This week I stumbled over the perfect niche market for me. There is a segment of the population I’ve known about for a while and served when my blog was still viable. I identified it from a statistic that’s been floating around since somewhere around 2006 says that 83% of Americans want to be published.

Unless you’re subscribed to the email lists of product sellers in JVZoo and the Warrior Forum, you won’t know about the trend in recent years of marketers wanting to cash in on the hot fiction genres. They create courses on how non-writers can hire ghostwriters to do the work for them.

Only people who love to write will understand my outrage over what one marketer said in his sales letter: “If you are spending your own time writing books yourself, you’re crazy. You’re wasting your time.” That may not be his exact words, but it does reflect his sentiment.

Did that just raise your blood pressure? I know it did mine.

Of course, ghostwriting is nothing new, but considering how much junk fiction is out there on Amazon, and how hard those of us who, you know, actually write our own books, and work at honing our craft, it turns my stomach to see these, these…hacks promoting their methods to unsuspecting aspiring writers.

I’m not in Holly’s league by any stretch of the imagination. I can, however, create the fiction writing version of those remedial math lessons I once worked through, in bite-size pieces, one tiny concept at a time–with imaginary characters instead of numbers.


Tell A Writer
Deborah Gallardo
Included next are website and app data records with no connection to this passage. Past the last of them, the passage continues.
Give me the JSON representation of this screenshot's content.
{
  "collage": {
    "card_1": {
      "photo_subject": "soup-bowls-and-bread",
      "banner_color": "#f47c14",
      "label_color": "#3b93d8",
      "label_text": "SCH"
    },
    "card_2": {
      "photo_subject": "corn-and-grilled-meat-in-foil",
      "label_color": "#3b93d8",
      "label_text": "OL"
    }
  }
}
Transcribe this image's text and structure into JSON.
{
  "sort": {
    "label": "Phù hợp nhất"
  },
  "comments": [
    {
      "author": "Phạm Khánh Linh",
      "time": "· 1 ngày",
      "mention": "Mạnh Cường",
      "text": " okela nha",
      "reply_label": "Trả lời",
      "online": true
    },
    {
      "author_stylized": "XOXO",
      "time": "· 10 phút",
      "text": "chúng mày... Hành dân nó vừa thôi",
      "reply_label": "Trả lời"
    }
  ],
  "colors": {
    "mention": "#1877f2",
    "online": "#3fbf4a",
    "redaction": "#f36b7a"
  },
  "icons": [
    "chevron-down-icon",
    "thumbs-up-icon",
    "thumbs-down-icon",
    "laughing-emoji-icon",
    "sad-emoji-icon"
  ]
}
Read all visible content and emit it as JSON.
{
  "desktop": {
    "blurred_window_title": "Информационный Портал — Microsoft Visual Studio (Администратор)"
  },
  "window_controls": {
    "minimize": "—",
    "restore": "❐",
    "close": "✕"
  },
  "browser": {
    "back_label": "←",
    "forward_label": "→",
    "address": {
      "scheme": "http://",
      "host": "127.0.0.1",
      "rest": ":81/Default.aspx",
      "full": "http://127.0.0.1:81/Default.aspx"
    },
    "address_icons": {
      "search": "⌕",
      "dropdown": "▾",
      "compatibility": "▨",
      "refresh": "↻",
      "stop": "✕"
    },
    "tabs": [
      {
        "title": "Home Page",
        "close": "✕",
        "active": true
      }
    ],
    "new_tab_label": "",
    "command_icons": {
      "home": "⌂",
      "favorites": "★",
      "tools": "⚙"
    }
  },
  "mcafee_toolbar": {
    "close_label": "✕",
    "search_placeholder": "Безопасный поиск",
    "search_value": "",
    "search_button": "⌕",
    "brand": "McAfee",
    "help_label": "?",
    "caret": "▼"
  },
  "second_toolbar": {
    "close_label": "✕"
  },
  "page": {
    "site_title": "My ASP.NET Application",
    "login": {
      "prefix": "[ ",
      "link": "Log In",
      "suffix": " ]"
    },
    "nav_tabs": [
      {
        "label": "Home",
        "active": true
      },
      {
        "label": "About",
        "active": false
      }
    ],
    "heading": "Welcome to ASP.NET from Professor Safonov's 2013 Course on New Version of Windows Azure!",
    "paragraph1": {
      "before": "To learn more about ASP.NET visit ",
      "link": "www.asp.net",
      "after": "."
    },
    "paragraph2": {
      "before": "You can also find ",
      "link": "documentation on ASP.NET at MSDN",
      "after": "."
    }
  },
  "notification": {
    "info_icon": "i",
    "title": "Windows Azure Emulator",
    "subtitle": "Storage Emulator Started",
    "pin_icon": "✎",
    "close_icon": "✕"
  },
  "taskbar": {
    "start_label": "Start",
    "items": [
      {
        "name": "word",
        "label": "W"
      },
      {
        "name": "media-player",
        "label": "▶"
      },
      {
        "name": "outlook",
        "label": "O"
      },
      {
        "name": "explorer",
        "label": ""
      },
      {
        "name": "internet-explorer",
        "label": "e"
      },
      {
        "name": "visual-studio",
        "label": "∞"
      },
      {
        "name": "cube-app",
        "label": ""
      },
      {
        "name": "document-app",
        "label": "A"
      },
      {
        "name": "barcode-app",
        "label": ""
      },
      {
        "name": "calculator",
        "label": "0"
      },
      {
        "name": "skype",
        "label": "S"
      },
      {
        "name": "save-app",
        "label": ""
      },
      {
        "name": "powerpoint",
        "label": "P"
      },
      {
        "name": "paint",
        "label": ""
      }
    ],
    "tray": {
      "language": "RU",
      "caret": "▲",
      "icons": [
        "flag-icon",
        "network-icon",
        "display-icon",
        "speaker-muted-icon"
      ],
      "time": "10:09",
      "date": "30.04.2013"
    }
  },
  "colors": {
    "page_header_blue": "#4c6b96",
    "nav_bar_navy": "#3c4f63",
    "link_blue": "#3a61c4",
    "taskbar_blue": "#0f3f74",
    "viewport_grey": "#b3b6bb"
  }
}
Ohio-born transplant to Southern California after living in seven other states, two foreign countries and Puerto Rico, this Authorpreneur has had a varied career history. From education to stage performance to later-in-life, full-time motherhood, to writing and directing to semi-retirement, Deb now is focusing on the nuts and bolts of building a sustainable business as an author of fiction and nonfiction and as an online instructor.